Dataset entries:
===============

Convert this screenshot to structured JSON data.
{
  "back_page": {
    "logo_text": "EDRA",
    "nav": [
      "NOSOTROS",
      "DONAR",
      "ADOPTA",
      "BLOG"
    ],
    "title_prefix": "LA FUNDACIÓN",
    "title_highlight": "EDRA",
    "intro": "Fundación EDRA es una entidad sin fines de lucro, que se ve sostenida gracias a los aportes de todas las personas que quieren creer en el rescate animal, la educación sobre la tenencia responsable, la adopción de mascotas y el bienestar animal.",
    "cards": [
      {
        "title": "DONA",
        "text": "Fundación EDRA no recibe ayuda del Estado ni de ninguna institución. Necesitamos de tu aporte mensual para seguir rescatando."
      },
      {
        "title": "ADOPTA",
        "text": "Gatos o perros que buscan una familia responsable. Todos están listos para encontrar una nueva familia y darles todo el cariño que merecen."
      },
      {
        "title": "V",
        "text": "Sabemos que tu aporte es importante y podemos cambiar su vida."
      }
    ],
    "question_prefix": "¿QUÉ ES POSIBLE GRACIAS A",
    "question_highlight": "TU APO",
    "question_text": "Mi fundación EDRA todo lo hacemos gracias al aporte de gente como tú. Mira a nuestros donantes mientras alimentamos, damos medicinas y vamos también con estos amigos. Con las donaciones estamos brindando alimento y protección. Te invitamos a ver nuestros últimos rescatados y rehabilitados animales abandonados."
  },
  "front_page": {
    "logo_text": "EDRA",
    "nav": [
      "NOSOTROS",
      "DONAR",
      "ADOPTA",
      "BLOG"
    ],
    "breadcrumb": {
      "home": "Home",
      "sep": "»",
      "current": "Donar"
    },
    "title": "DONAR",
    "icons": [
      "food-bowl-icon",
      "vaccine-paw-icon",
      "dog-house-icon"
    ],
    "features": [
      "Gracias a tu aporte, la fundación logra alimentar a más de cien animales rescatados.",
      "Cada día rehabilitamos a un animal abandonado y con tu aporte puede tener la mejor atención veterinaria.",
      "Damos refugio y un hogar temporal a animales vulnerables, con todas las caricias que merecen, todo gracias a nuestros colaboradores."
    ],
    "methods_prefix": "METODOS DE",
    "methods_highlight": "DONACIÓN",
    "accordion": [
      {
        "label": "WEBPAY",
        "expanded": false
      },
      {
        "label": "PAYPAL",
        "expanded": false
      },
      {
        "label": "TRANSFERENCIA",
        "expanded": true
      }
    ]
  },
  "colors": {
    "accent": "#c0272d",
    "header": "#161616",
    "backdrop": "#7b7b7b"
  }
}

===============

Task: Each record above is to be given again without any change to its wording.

Reply:
Convert this screenshot to structured JSON data.
{
  "back_page": {
    "logo_text": "EDRA",
    "nav": [
      "NOSOTROS",
      "DONAR",
      "ADOPTA",
      "BLOG"
    ],
    "title_prefix": "LA FUNDACIÓN",
    "title_highlight": "EDRA",
    "intro": "Fundación EDRA es una entidad sin fines de lucro, que se ve sostenida gracias a los aportes de todas las personas que quieren creer en el rescate animal, la educación sobre la tenencia responsable, la adopción de mascotas y el bienestar animal.",
    "cards": [
      {
        "title": "DONA",
        "text": "Fundación EDRA no recibe ayuda del Estado ni de ninguna institución. Necesitamos de tu aporte mensual para seguir rescatando."
      },
      {
        "title": "ADOPTA",
        "text": "Gatos o perros que buscan una familia responsable. Todos están listos para encontrar una nueva familia y darles todo el cariño que merecen."
      },
      {
        "title": "V",
        "text": "Sabemos que tu aporte es importante y podemos cambiar su vida."
      }
    ],
    "question_prefix": "¿QUÉ ES POSIBLE GRACIAS A",
    "question_highlight": "TU APO",
    "question_text": "Mi fundación EDRA todo lo hacemos gracias al aporte de gente como tú. Mira a nuestros donantes mientras alimentamos, damos medicinas y vamos también con estos amigos. Con las donaciones estamos brindando alimento y protección. Te invitamos a ver nuestros últimos rescatados y rehabilitados animales abandonados."
  },
  "front_page": {
    "logo_text": "EDRA",
    "nav": [
      "NOSOTROS",
      "DONAR",
      "ADOPTA",
      "BLOG"
    ],
    "breadcrumb": {
      "home": "Home",
      "sep": "»",
      "current": "Donar"
    },
    "title": "DONAR",
    "icons": [
      "food-bowl-icon",
      "vaccine-paw-icon",
      "dog-house-icon"
    ],
    "features": [
      "Gracias a tu aporte, la fundación logra alimentar a más de cien animales rescatados.",
      "Cada día rehabilitamos a un animal abandonado y con tu aporte puede tener la mejor atención veterinaria.",
      "Damos refugio y un hogar temporal a animales vulnerables, con todas las caricias que merecen, todo gracias a nuestros colaboradores."
    ],
    "methods_prefix": "METODOS DE",
    "methods_highlight": "DONACIÓN",
    "accordion": [
      {
        "label": "WEBPAY",
        "expanded": false
      },
      {
        "label": "PAYPAL",
        "expanded": false
      },
      {
        "label": "TRANSFERENCIA",
        "expanded": true
      }
    ]
  },
  "colors": {
    "accent": "#c0272d",
    "header": "#161616",
    "backdrop": "#7b7b7b"
  }
}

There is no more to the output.